┌─ MATERIAL FOR THIS EXERCISE

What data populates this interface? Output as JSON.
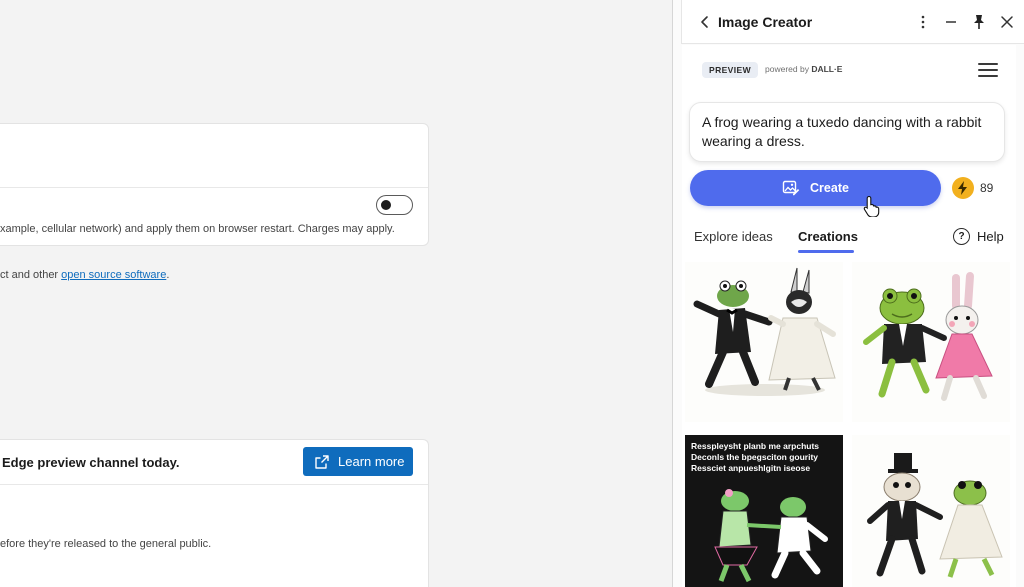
{
  "settings": {
    "card1": {
      "description": "xample, cellular network) and apply them on browser restart. Charges may apply."
    },
    "open_source": {
      "prefix": "ct and other ",
      "link": "open source software",
      "suffix": "."
    },
    "card2": {
      "heading": "Edge preview channel today.",
      "button": "Learn more",
      "description": "efore they're released to the general public."
    },
    "toggle_on": false
  },
  "panel": {
    "title": "Image Creator",
    "badge": "PREVIEW",
    "powered_prefix": "powered by ",
    "powered_brand": "DALL·E",
    "prompt": "A frog wearing a tuxedo dancing with a rabbit wearing a dress.",
    "create_label": "Create",
    "boost_count": "89",
    "tabs": [
      {
        "label": "Explore ideas",
        "active": false
      },
      {
        "label": "Creations",
        "active": true
      }
    ],
    "help_label": "Help",
    "help_glyph": "?",
    "gallery_text": "Resspleysht planb me arpchuts Deconls the bpegsciton gourity Ressciet anpueshlgitn iseose"
  },
  "colors": {
    "accent": "#4f6bed",
    "edge_blue": "#0f6cbd",
    "boost": "#f2b01e"
  },
  "icons": [
    "back-icon",
    "more-icon",
    "minimize-icon",
    "pin-icon",
    "close-icon",
    "hamburger-menu-icon",
    "image-create-icon",
    "bolt-icon",
    "help-icon",
    "external-link-icon",
    "pointer-cursor-icon"
  ]
}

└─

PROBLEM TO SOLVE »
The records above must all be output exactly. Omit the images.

RESULT OF THIS TASK »
What data populates this interface? Output as JSON.
{
  "settings": {
    "card1": {
      "description": "xample, cellular network) and apply them on browser restart. Charges may apply."
    },
    "open_source": {
      "prefix": "ct and other ",
      "link": "open source software",
      "suffix": "."
    },
    "card2": {
      "heading": "Edge preview channel today.",
      "button": "Learn more",
      "description": "efore they're released to the general public."
    },
    "toggle_on": false
  },
  "panel": {
    "title": "Image Creator",
    "badge": "PREVIEW",
    "powered_prefix": "powered by ",
    "powered_brand": "DALL·E",
    "prompt": "A frog wearing a tuxedo dancing with a rabbit wearing a dress.",
    "create_label": "Create",
    "boost_count": "89",
    "tabs": [
      {
        "label": "Explore ideas",
        "active": false
      },
      {
        "label": "Creations",
        "active": true
      }
    ],
    "help_label": "Help",
    "help_glyph": "?",
    "gallery_text": "Resspleysht planb me arpchuts Deconls the bpegsciton gourity Ressciet anpueshlgitn iseose"
  },
  "colors": {
    "accent": "#4f6bed",
    "edge_blue": "#0f6cbd",
    "boost": "#f2b01e"
  },
  "icons": [
    "back-icon",
    "more-icon",
    "minimize-icon",
    "pin-icon",
    "close-icon",
    "hamburger-menu-icon",
    "image-create-icon",
    "bolt-icon",
    "help-icon",
    "external-link-icon",
    "pointer-cursor-icon"
  ]
}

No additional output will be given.